The quality of imagination in creating these stories is exceptional and they have lost nothing in Marija Marcinkute’s translation. The stories are intense and the prose is eloquent and meaningful. The variety of syntax and the rhetorical questions made me think hard about my own life and the realities we create for ourselves – not always truthfully. Jaroslavas Melnikas lays bare the manner in which we can be self-deceptive, how we make frequently selfish choices and how we construct our own life’s narrative, sometimes only too thoughtlessly as in On The Road. I found many of his approaches and allegorical ideas very unsettling. There’s a nightmarish quality to many of the stories (especially with the disappearing rooms in The Grand Piano Room) and the concept of knowing exactly which day I will die on as happens in The Last Day confirmed for me that I do not want to know. This story is also an effective salutary tale of how we have become inured to social media, living our lives in public, even at its most intimate of moments such as our deaths.
I found myself attributing meaning and interpretations that may be very wide of the author’s intentions. In A.A.A I became convinced that the title was onomatopoeic for the sound of the increasingly challenging questions being asked – Eh? Eh? Eh? Both The Author and It Never Ends made me consider alternative realities far more than any science fiction I have read.

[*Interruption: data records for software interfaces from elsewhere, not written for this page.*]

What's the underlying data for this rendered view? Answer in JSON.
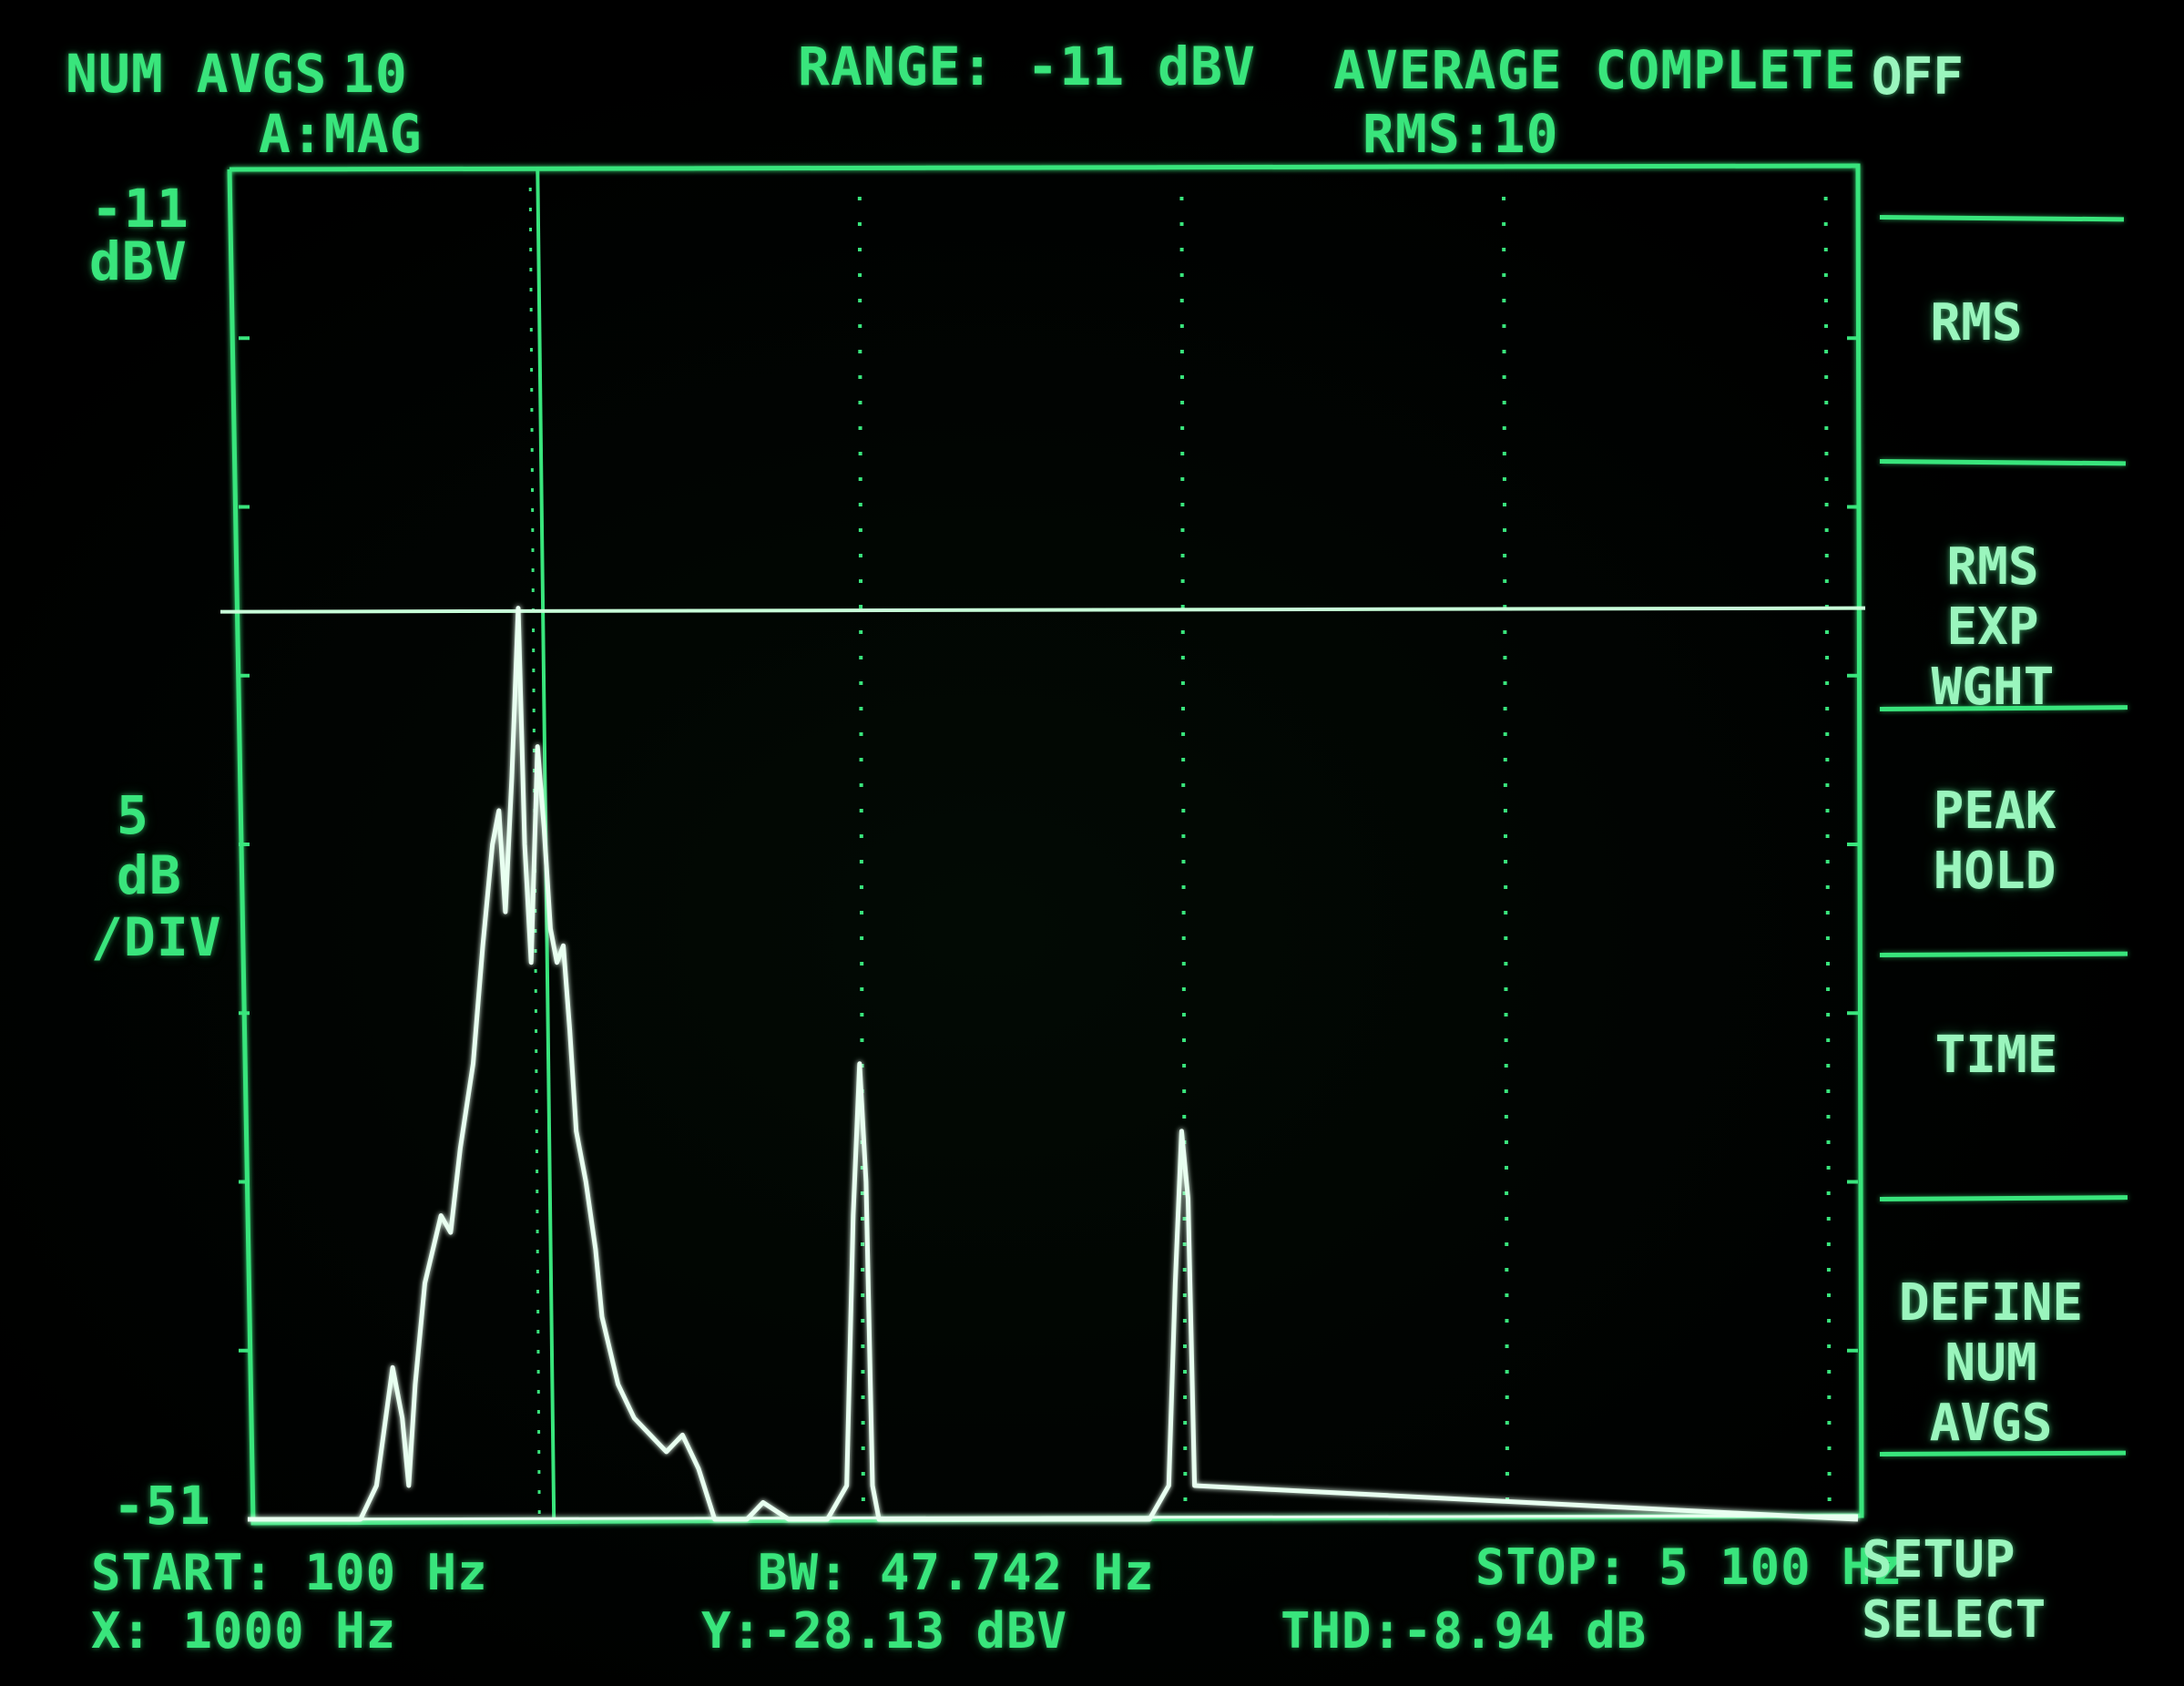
{
  "header": {
    "num_avgs_label": "NUM AVGS",
    "num_avgs_value": "10",
    "trace_label": "A:MAG",
    "range": "RANGE: -11 dBV",
    "status": "AVERAGE COMPLETE",
    "rms_count": "RMS:10",
    "softkey_top": "OFF"
  },
  "axis": {
    "top_value": "-11",
    "top_unit": "dBV",
    "scale_value": "5",
    "scale_unit": "dB",
    "scale_per": "/DIV",
    "bottom_value": "-51"
  },
  "footer": {
    "start": "START: 100 Hz",
    "marker_x": "X: 1000 Hz",
    "bw": "BW: 47.742 Hz",
    "marker_y": "Y:-28.13 dBV",
    "stop": "STOP: 5 100 Hz",
    "thd": "THD:-8.94 dB"
  },
  "softkeys": [
    {
      "label": "RMS"
    },
    {
      "label": "RMS\nEXP WGHT"
    },
    {
      "label": "PEAK\nHOLD"
    },
    {
      "label": "TIME"
    },
    {
      "label": "DEFINE\nNUM AVGS"
    },
    {
      "label": "SETUP\nSELECT"
    }
  ],
  "colors": {
    "phosphor": "#39e57c",
    "trace": "#e8fff0",
    "background": "#000000"
  },
  "chart_data": {
    "type": "line",
    "title": "",
    "xlabel": "",
    "ylabel": "",
    "xlim": [
      100,
      5100
    ],
    "ylim": [
      -51,
      -11
    ],
    "x_divisions": 10,
    "y_divisions": 8,
    "marker_x": 1000,
    "marker_y": -28.13,
    "harmonic_markers": [
      2000,
      3000,
      4000,
      5000
    ],
    "series": [
      {
        "x": [
          100,
          450,
          500,
          550,
          580,
          600,
          620,
          650,
          700,
          730,
          760,
          800,
          830,
          860,
          880,
          900,
          920,
          940,
          960,
          980,
          1000,
          1020,
          1040,
          1060,
          1080,
          1100,
          1120,
          1150,
          1180,
          1200,
          1250,
          1300,
          1350,
          1400,
          1450,
          1500,
          1550,
          1600,
          1650,
          1700,
          1780,
          1800,
          1900,
          1960,
          1980,
          2000,
          2020,
          2040,
          2060,
          2500,
          2900,
          2960,
          2980,
          3000,
          3020,
          3040,
          5100
        ],
        "y": [
          -51,
          -51,
          -50,
          -46.5,
          -48,
          -50,
          -47,
          -44,
          -42,
          -42.5,
          -40,
          -37.5,
          -34,
          -31,
          -30,
          -33,
          -29,
          -24,
          -31,
          -34.5,
          -28.1,
          -30.5,
          -33.5,
          -34.5,
          -34,
          -36.5,
          -39.5,
          -41,
          -43,
          -45,
          -47,
          -48,
          -48.5,
          -49,
          -48.5,
          -49.5,
          -51,
          -51,
          -51,
          -50.5,
          -51,
          -51,
          -51,
          -50,
          -42,
          -37.5,
          -41,
          -50,
          -51,
          -51,
          -51,
          -50,
          -44,
          -39.5,
          -41.5,
          -50,
          -51
        ]
      }
    ]
  }
}
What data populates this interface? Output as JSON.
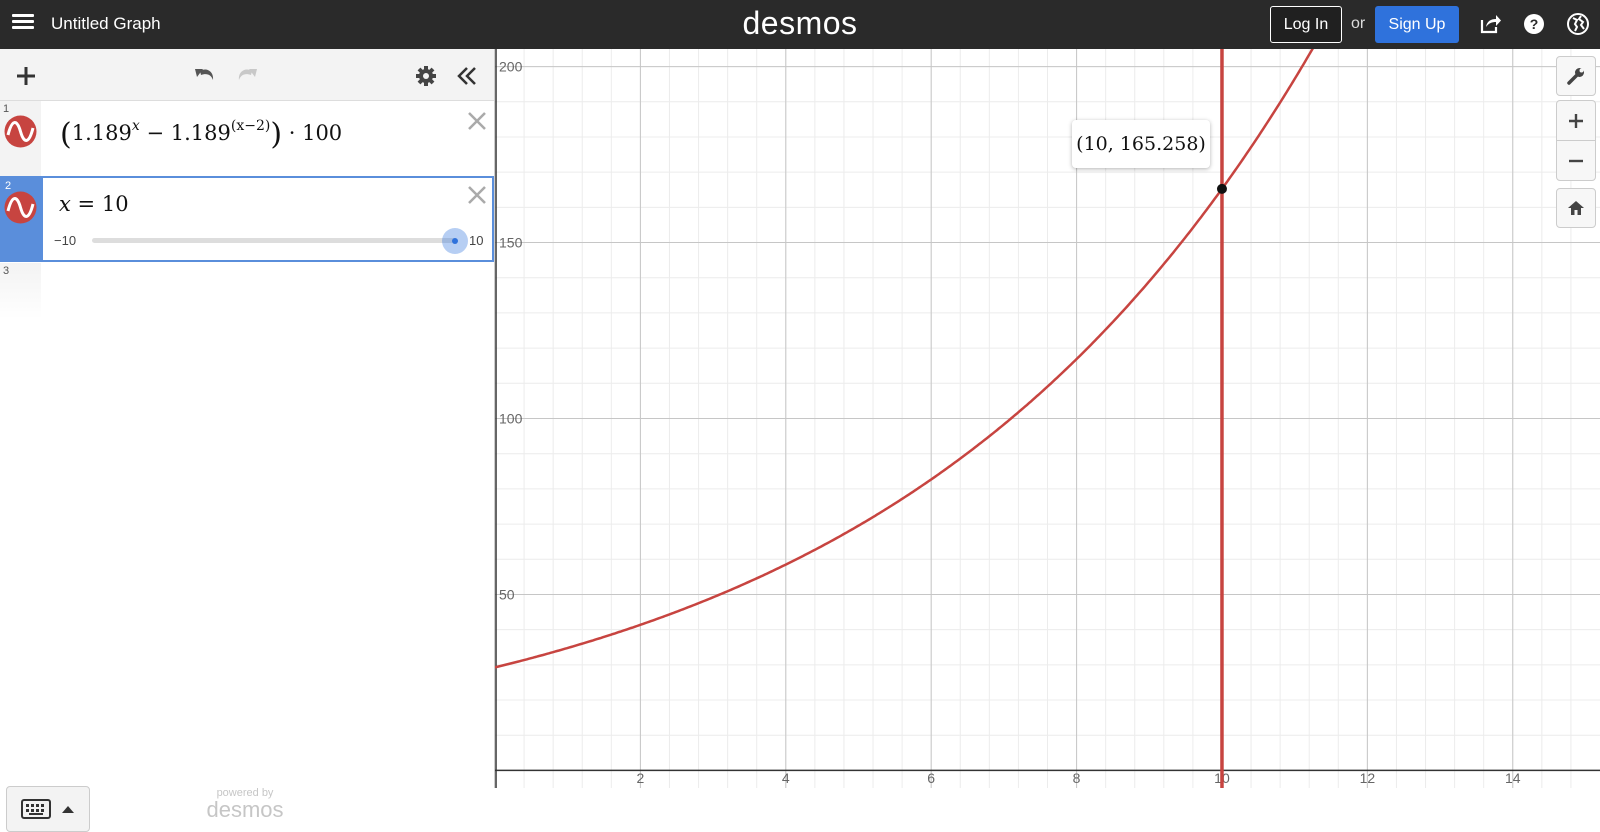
{
  "app": {
    "title": "Untitled Graph",
    "brand": "desmos"
  },
  "header": {
    "login_label": "Log In",
    "or_label": "or",
    "signup_label": "Sign Up"
  },
  "colors": {
    "topbar": "#2a2a2a",
    "signup": "#2f72dc",
    "curve": "#c74440",
    "active": "#5a8edb"
  },
  "expressions": [
    {
      "num": "1",
      "icon": "curve-icon",
      "base1": "1.189",
      "exp1": "x",
      "minus": "−",
      "base2": "1.189",
      "exp2": "(x−2)",
      "mult": "· 100"
    },
    {
      "num": "2",
      "icon": "curve-icon",
      "lhs": "x",
      "eq": "=",
      "rhs": "10",
      "slider": {
        "min_label": "−10",
        "max_label": "10",
        "value": 10,
        "min": -10,
        "max": 10
      }
    },
    {
      "num": "3"
    }
  ],
  "footer": {
    "powered_by": "powered by",
    "brand": "desmos"
  },
  "graph": {
    "tooltip": "(10, 165.258)",
    "x_ticks": [
      "2",
      "4",
      "6",
      "8",
      "10",
      "12",
      "14"
    ],
    "y_ticks": [
      "200",
      "150",
      "100",
      "50"
    ],
    "point": {
      "x": 10,
      "y": 165.258
    },
    "vertical_line_x": 10,
    "x_range": [
      0,
      15.2
    ],
    "y_range": [
      -5,
      205
    ]
  }
}
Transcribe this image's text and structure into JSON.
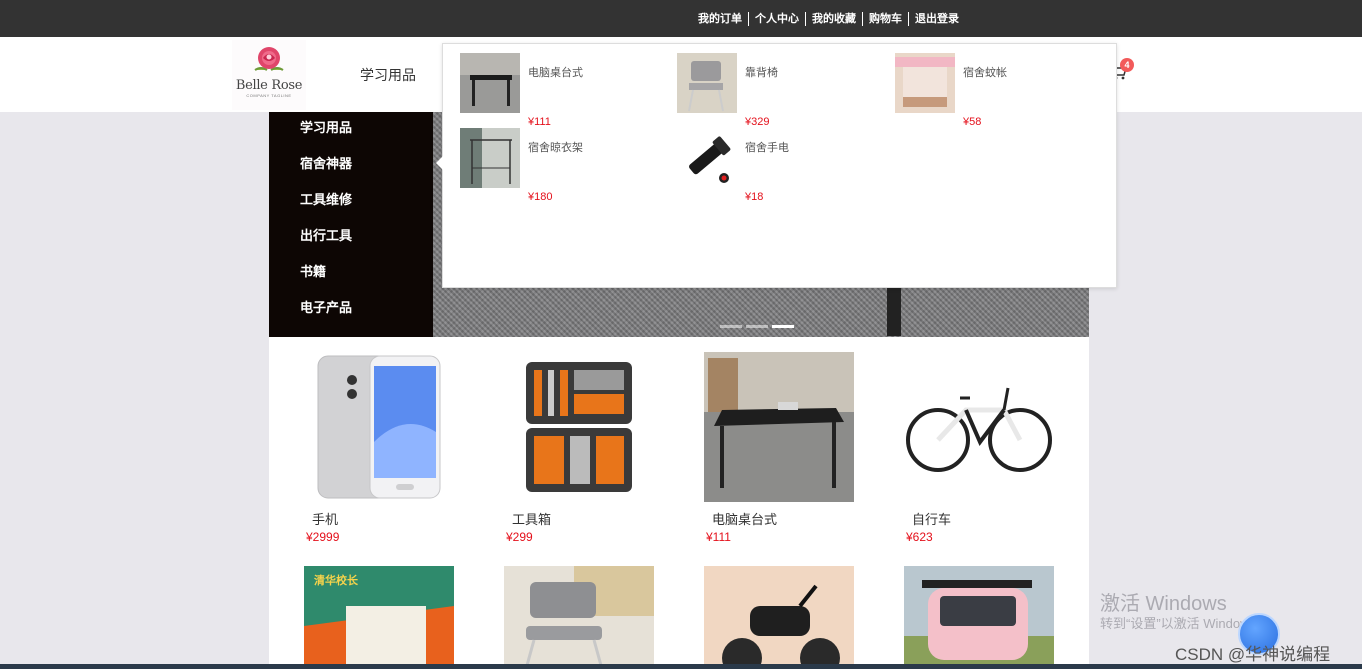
{
  "topbar": {
    "links": [
      "我的订单",
      "个人中心",
      "我的收藏",
      "购物车",
      "退出登录"
    ]
  },
  "header": {
    "logo_brand": "Belle Rose",
    "logo_tagline": "COMPANY TAGLINE",
    "nav_first": "学习用品",
    "cart_count": "4"
  },
  "sidebar": {
    "items": [
      "学习用品",
      "宿舍神器",
      "工具维修",
      "出行工具",
      "书籍",
      "电子产品"
    ]
  },
  "dropdown": {
    "items": [
      {
        "name": "电脑桌台式",
        "price": "¥111"
      },
      {
        "name": "靠背椅",
        "price": "¥329"
      },
      {
        "name": "宿舍蚊帐",
        "price": "¥58"
      },
      {
        "name": "宿舍晾衣架",
        "price": "¥180"
      },
      {
        "name": "宿舍手电",
        "price": "¥18"
      }
    ]
  },
  "products": [
    {
      "name": "手机",
      "price": "¥2999"
    },
    {
      "name": "工具箱",
      "price": "¥299"
    },
    {
      "name": "电脑桌台式",
      "price": "¥111"
    },
    {
      "name": "自行车",
      "price": "¥623"
    }
  ],
  "row2": {
    "book_title": "清华校长"
  },
  "watermark": {
    "windows_title": "激活 Windows",
    "windows_sub": "转到“设置”以激活 Windows。",
    "csdn": "CSDN @华神说编程"
  },
  "colors": {
    "topbar": "#333333",
    "sidebar": "#0d0604",
    "price": "#e4101b",
    "badge": "#f25a5a"
  }
}
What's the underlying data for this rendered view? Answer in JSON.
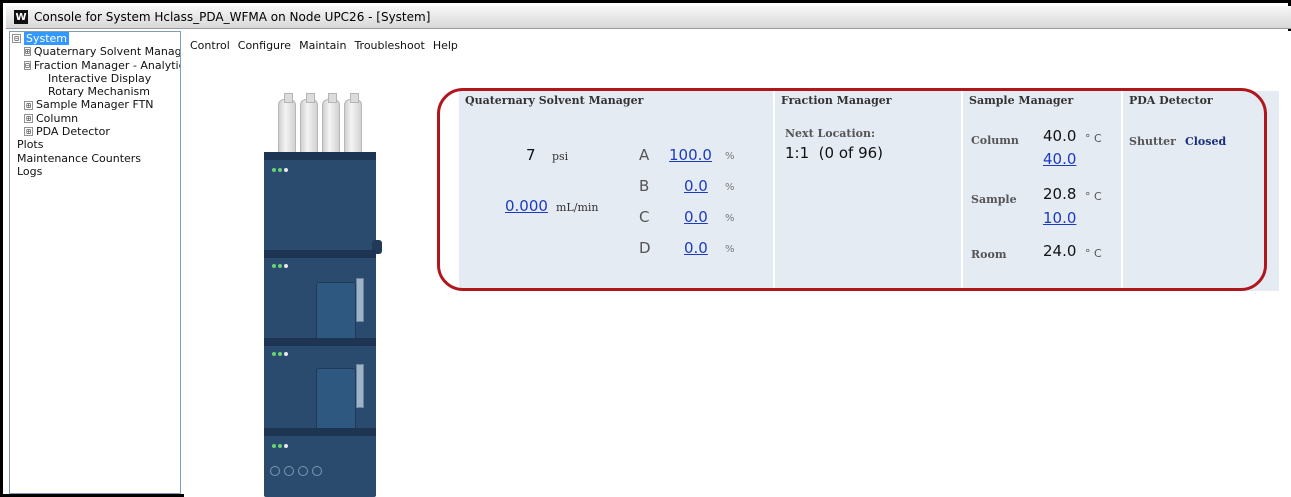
{
  "window": {
    "title": "Console for System Hclass_PDA_WFMA on Node UPC26 - [System]",
    "icon_letter": "W"
  },
  "tree": {
    "items": [
      {
        "label": "System",
        "expander": "⊟"
      },
      {
        "label": "Quaternary Solvent Manag",
        "expander": "⊞"
      },
      {
        "label": "Fraction Manager - Analytic",
        "expander": "⊟"
      },
      {
        "label": "Interactive Display",
        "expander": ""
      },
      {
        "label": "Rotary Mechanism",
        "expander": ""
      },
      {
        "label": "Sample Manager FTN",
        "expander": "⊞"
      },
      {
        "label": "Column",
        "expander": "⊞"
      },
      {
        "label": "PDA Detector",
        "expander": "⊞"
      },
      {
        "label": "Plots",
        "expander": ""
      },
      {
        "label": "Maintenance Counters",
        "expander": ""
      },
      {
        "label": "Logs",
        "expander": ""
      }
    ]
  },
  "menu": {
    "control": "Control",
    "configure": "Configure",
    "maintain": "Maintain",
    "troubleshoot": "Troubleshoot",
    "help": "Help"
  },
  "qsm": {
    "header": "Quaternary Solvent Manager",
    "pressure_value": "7",
    "pressure_unit": "psi",
    "flow_value": "0.000",
    "flow_unit": "mL/min",
    "solvents": [
      {
        "letter": "A",
        "value": "100.0",
        "unit": "%"
      },
      {
        "letter": "B",
        "value": "0.0",
        "unit": "%"
      },
      {
        "letter": "C",
        "value": "0.0",
        "unit": "%"
      },
      {
        "letter": "D",
        "value": "0.0",
        "unit": "%"
      }
    ]
  },
  "fm": {
    "header": "Fraction Manager",
    "next_label": "Next Location:",
    "next_value": "1:1  (0 of 96)"
  },
  "sm": {
    "header": "Sample Manager",
    "column_label": "Column",
    "column_actual": "40.0",
    "column_setpoint": "40.0",
    "sample_label": "Sample",
    "sample_actual": "20.8",
    "sample_setpoint": "10.0",
    "room_label": "Room",
    "room_value": "24.0",
    "unit": "° C"
  },
  "pda": {
    "header": "PDA Detector",
    "shutter_label": "Shutter",
    "shutter_value": "Closed"
  },
  "colors": {
    "highlight_outline": "#b0171c",
    "link": "#1d3bbd",
    "tree_selection": "#3399ff",
    "instrument_body": "#2a4b6e"
  }
}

I’m not sure quite what I think of The Last Day. I’m puzzled, disturbed and unsettled by these stories. I’m going to have to return to them time and time again as I have a feeling their meanings and significance will shift and alter as my life moves on and changes, so that I am bringing different reader experiences to them. Whatever my final thought are, The Last Day holds some very special stories; they are utterly fascinating and I really recommend them.
About Jaroslavas Melnikas
Jaroslavas Melnikas is one of the most inventive and interesting Ukrainian and Lithuanian writers today. La Croix wrote of him, ‘He meditates, like Dostoyevsky, on the relationship between sin and freedom.’
Jaroslavas Melnikas is a Lithuanian of Ukrainian descent. He studied at Lvov University and at the M. Gorki Institute of Literature in Moscow. He has written six books of fiction and a collection of philosophical essays in Lithuanian, as well as several books of poetry and prose in Ukrainian and a novel in French. He is winner of the BBC Book of the Year for the stories in this collection.
You can find him on Facebook.